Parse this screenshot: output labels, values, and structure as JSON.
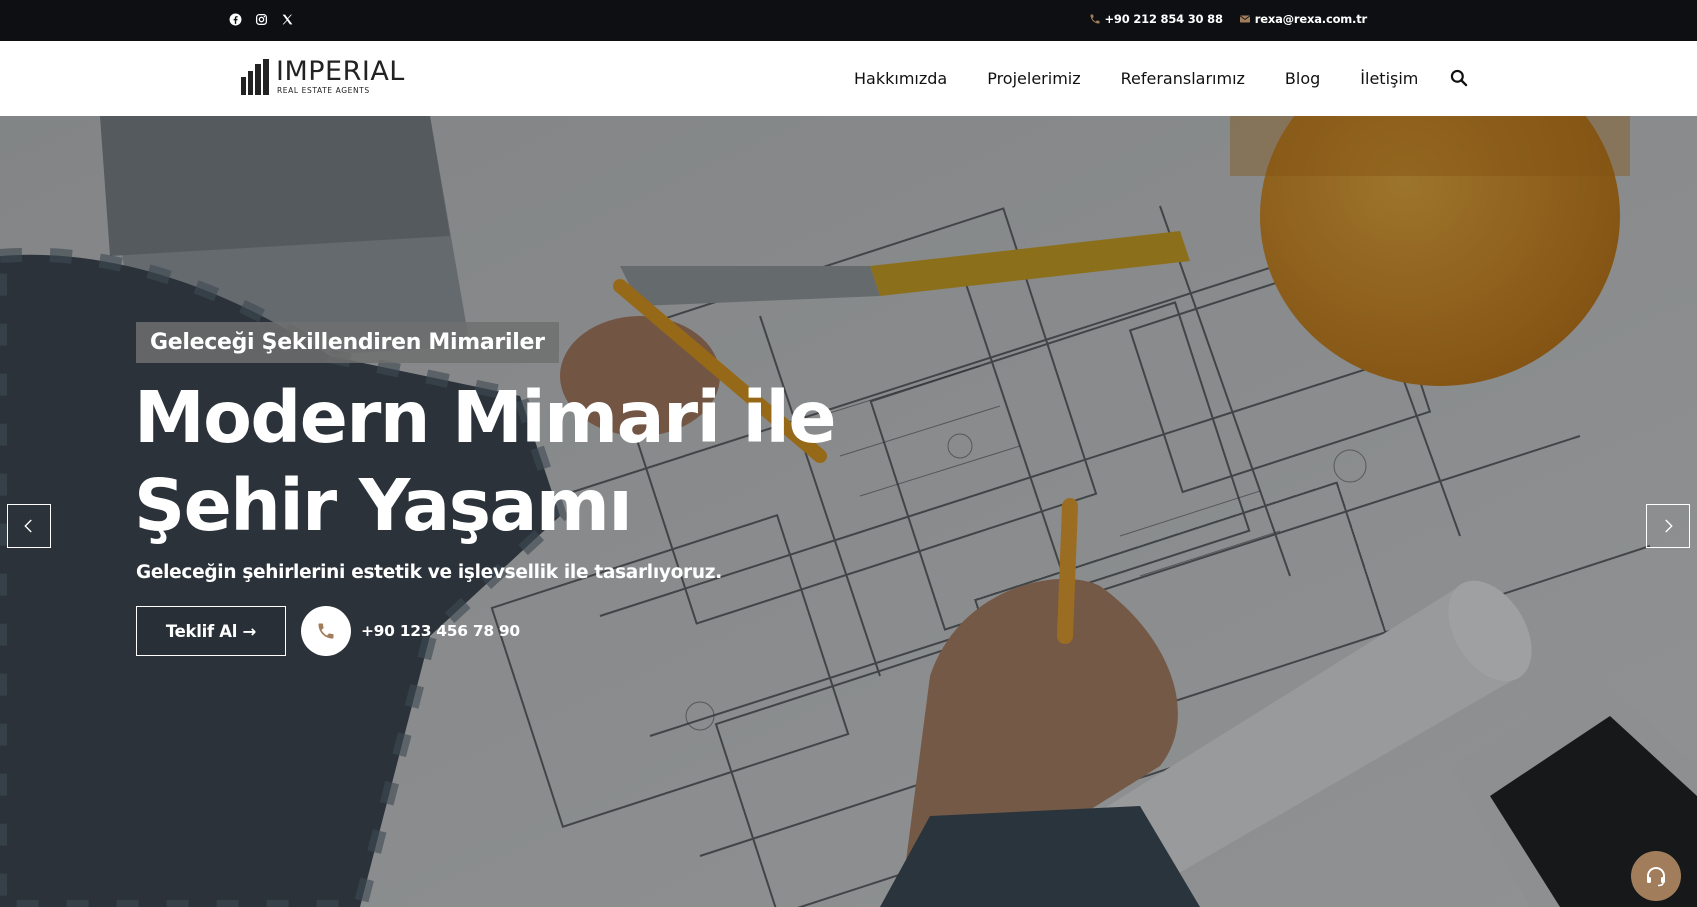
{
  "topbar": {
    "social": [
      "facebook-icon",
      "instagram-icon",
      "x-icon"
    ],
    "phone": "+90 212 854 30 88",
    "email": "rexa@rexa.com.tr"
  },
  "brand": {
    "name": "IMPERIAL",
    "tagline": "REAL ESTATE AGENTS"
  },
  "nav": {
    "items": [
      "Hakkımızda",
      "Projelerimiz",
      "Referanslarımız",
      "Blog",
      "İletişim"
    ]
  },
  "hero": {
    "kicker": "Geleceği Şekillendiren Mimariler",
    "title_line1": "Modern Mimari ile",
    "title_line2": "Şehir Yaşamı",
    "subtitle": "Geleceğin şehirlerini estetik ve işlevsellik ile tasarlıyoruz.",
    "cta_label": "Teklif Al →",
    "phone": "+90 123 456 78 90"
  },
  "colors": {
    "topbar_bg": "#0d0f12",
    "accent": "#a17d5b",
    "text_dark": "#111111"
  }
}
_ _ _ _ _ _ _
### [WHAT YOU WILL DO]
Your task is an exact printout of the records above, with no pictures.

### [OUTPUT OF THE EXERCISE]
Parse this screenshot: output labels, values, and structure as JSON.
{
  "topbar": {
    "social": [
      "facebook-icon",
      "instagram-icon",
      "x-icon"
    ],
    "phone": "+90 212 854 30 88",
    "email": "rexa@rexa.com.tr"
  },
  "brand": {
    "name": "IMPERIAL",
    "tagline": "REAL ESTATE AGENTS"
  },
  "nav": {
    "items": [
      "Hakkımızda",
      "Projelerimiz",
      "Referanslarımız",
      "Blog",
      "İletişim"
    ]
  },
  "hero": {
    "kicker": "Geleceği Şekillendiren Mimariler",
    "title_line1": "Modern Mimari ile",
    "title_line2": "Şehir Yaşamı",
    "subtitle": "Geleceğin şehirlerini estetik ve işlevsellik ile tasarlıyoruz.",
    "cta_label": "Teklif Al →",
    "phone": "+90 123 456 78 90"
  },
  "colors": {
    "topbar_bg": "#0d0f12",
    "accent": "#a17d5b",
    "text_dark": "#111111"
  }
}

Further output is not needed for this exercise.